P.S. 39 Henry Bristow
BROOKLYN NY 11215 Map
P.S. 39 Henry Bristow
Park Slope parents are attracted to PS 39's small size, strong arts partnerships, interesting enrichment programs and overall philosophy.
For years, PS 39 stood as a poor cousin of other, larger Park Slope elementary schools, known more for its quaint, somewhat quirky 1877 building than for what went on inside. It even looked to neighboring District 13 to fill its classrooms. That has changed.
Since longtime PS 29 teacher Anita de Paz became principal in 2006, enrollment, though tiny by New York City standards, has increased. The school now fills virtually all of its slots with children from its zone.
"We're now a neighborhood-based school," de Paz says. "More and more families from the neighborhood are choosing to send their children here."
As the school population has shifted, PS 39 has lost its Title 1 money. And its student body is much less diverse than it once was, reflecting the increasingly affluent neighborhood.
The late 19th century building itself, while attractive on the outside, presents challenges. Despite extensive renovations, it has no internal hallways and students and staff must pass through one another's classrooms. The only bathrooms for students in grades K through 5 are in the basement, and the students use a gym across the street. A major -- and unexpected -- roof replacement project will go on until summer 2013, rendering all or part of the schoolyard unusable.

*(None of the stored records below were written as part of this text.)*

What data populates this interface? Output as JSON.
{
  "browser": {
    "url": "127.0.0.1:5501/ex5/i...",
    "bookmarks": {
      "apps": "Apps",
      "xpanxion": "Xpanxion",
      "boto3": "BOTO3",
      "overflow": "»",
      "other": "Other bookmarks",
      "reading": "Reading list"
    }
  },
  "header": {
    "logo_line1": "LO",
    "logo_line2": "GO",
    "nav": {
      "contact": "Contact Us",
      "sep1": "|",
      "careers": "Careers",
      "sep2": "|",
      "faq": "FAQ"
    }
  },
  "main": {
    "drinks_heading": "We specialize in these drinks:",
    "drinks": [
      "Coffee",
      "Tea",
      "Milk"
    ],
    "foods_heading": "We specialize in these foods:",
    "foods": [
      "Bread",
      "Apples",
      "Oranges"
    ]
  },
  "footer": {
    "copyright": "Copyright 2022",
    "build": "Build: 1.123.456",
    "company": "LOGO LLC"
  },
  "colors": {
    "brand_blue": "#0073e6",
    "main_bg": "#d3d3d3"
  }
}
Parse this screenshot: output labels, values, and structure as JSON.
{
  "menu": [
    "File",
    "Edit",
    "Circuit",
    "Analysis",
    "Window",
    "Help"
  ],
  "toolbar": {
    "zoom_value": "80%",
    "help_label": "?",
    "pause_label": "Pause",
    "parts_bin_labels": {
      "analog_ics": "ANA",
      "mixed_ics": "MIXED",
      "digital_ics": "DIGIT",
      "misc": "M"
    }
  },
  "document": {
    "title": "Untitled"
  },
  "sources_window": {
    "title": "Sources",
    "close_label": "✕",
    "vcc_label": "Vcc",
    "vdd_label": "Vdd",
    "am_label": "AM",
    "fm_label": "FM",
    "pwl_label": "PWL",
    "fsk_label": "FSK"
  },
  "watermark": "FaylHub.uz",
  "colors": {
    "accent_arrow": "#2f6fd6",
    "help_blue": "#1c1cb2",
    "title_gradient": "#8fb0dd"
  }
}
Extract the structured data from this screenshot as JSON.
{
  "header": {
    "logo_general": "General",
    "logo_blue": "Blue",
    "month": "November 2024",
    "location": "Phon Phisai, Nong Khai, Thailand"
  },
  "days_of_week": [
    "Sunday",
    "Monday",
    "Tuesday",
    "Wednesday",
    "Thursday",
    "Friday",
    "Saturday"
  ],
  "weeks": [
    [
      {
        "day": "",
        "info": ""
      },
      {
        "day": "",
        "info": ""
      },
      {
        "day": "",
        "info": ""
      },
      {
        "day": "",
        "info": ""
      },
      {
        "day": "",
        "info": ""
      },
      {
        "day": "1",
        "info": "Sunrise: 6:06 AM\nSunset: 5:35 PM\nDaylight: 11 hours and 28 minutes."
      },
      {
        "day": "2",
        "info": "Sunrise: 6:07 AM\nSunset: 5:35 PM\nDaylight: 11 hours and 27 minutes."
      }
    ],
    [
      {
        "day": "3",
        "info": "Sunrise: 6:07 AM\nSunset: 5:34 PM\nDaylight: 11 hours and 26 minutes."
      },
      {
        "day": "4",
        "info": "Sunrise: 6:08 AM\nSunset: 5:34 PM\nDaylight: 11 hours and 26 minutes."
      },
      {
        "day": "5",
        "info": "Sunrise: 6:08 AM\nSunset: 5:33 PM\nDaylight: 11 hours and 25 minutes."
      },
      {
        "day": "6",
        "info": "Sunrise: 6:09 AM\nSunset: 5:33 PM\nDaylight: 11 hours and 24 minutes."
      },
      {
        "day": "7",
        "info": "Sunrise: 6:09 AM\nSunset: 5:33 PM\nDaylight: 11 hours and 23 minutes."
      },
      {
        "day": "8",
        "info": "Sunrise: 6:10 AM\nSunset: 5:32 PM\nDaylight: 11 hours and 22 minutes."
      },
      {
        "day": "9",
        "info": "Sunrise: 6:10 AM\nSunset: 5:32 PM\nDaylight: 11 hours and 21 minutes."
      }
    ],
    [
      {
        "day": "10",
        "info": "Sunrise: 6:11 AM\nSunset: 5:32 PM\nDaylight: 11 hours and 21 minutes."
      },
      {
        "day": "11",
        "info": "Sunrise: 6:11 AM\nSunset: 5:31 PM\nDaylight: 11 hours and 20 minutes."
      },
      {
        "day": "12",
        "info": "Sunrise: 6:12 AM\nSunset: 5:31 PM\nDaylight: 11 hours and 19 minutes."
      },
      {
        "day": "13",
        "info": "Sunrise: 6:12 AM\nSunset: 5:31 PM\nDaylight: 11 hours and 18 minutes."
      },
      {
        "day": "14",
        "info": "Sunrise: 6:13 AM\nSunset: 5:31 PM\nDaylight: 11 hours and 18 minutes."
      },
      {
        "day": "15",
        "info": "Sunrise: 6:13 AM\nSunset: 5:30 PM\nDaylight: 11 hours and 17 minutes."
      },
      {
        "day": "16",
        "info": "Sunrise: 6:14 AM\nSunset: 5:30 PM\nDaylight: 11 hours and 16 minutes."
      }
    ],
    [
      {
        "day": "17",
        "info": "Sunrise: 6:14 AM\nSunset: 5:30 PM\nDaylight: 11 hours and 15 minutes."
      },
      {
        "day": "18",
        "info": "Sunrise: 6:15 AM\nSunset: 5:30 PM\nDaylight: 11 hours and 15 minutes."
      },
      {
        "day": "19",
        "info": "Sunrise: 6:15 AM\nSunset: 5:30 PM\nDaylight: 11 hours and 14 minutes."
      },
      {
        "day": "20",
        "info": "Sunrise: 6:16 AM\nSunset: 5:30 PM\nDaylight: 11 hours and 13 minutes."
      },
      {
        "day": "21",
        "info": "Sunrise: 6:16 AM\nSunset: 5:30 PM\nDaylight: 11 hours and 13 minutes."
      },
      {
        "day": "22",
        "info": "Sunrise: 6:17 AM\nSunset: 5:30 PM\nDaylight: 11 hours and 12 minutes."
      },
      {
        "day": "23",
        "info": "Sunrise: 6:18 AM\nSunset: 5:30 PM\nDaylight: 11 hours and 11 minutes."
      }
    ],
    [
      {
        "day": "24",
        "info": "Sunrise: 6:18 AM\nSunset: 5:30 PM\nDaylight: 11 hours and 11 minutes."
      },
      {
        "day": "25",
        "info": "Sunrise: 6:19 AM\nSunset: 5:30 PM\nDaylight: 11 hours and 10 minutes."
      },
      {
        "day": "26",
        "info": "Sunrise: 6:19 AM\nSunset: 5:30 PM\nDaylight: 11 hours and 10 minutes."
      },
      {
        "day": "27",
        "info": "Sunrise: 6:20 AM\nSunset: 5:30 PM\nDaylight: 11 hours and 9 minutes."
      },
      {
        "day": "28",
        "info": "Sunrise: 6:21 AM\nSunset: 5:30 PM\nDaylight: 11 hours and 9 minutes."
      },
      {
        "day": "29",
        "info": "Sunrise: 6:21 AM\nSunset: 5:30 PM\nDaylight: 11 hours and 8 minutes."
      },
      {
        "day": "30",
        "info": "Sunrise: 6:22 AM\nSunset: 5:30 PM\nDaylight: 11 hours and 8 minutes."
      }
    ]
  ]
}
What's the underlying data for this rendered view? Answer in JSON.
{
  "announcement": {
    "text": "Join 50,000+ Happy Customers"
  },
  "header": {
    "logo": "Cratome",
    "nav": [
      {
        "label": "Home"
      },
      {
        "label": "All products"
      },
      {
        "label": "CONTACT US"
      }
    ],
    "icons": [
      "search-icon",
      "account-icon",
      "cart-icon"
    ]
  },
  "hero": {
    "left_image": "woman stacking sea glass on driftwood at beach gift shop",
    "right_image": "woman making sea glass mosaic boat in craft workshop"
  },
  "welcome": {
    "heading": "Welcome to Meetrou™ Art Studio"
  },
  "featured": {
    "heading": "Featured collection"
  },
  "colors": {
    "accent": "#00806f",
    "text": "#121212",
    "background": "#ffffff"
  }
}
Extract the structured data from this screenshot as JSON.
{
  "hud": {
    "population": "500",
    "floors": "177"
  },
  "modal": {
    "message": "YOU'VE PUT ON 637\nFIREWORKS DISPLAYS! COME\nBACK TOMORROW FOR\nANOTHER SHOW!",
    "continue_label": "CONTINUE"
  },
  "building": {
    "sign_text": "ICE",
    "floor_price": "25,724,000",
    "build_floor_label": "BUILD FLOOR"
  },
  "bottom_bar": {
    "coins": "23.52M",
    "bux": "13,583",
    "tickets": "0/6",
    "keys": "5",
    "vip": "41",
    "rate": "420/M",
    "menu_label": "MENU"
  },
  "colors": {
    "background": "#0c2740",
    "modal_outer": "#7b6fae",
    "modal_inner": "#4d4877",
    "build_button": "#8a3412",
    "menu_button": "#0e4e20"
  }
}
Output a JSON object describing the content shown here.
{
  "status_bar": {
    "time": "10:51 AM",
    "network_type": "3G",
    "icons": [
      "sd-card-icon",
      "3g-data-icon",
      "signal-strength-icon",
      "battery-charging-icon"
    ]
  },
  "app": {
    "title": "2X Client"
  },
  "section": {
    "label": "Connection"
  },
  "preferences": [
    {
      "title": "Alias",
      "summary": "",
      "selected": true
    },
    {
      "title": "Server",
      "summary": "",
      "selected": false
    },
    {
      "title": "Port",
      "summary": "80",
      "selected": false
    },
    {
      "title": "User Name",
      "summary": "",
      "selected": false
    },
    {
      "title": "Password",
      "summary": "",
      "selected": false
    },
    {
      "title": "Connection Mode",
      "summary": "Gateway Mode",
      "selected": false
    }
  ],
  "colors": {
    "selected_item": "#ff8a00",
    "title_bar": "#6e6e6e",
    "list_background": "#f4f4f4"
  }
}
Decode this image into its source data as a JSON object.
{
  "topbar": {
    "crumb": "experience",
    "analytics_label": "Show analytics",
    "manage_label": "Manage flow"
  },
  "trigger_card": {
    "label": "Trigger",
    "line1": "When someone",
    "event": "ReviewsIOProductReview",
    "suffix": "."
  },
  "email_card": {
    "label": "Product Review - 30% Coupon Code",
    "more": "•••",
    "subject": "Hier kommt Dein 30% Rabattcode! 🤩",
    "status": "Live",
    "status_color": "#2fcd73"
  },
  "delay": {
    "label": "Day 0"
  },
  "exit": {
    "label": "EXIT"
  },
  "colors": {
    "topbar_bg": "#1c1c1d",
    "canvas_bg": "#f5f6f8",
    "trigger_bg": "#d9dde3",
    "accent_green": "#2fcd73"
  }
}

There are some advantages. "There is no hiding anything at this school," says de Paz who began teaching at the school in the 1980s. The small environment fosters PS 39's community feeling, vital for some students whose own families may not be intact. And the size and shape of the building helps keeps class size small -- from 20 to 25 students, depending on the grade,
All students take art and music once or twice weekly. The music seems particularly strong featuring teaching artists from the New York Philharmonic and students learning music composition. Other partnerships abound, enabling 3rd graders to publish poetry, pre-K kids to dance and 2nd graders to swim. Parents helped create a community garden.
Students help determine PS 39's enrichment program for grades 2 through 5. The school surveys children about their interests, then devises classes and lists them in a brochure. Students choose among projects, such as drumming, cooking, robotics and movie-making which take place in weekly sessions taught by school staff, parents and, occasionally, consultants. "The whole foundation is kids study what they want, how they want," de Paz says. "When you give choice to children, they're going to work deeper because they really have an interest in what they're learning."
Classes generally seemed engaged and even lively. To learn about balance, 2nd-graders attached clothespins to cardboard cutout lobsters and then tried to keep them from toppling. In social students, student broke into groups to compare various aspects of life in Egypt and Kenya. First graders discussed what they had learned from the book "Regina's Mistake."
PS 39's test scores, while relatively high, lag behind those of some other neighborhood schools and those of what the Department of Education considers its peer schools. The principal said test scores can provide useful data, but they do not reflect the learning that goes on at the school. "What gets lost in the mix, is that behind every score, there's a child," she said, adding that she would never want the school to become "a test academy."
A very active PTA has helped the school make up for some of the money lost due to budget cuts, including funding teacher training. Parents also worked with the School Construction Authority to insure the roof repair would be as unobtrusive as possible and helped get the street closed to traffic during recess so children could play outsid.
Special education: There are integrated co-teaching classes but no self-contained special classes. PS 39 will adjust its services to fit the students it has at any given time.
After school: In 2011-2012 there were only a few short-term programs such as chess and visual arts. The school hopes to offer a fulltime, fee-based program, in conjunction with nearby Beth Elohim.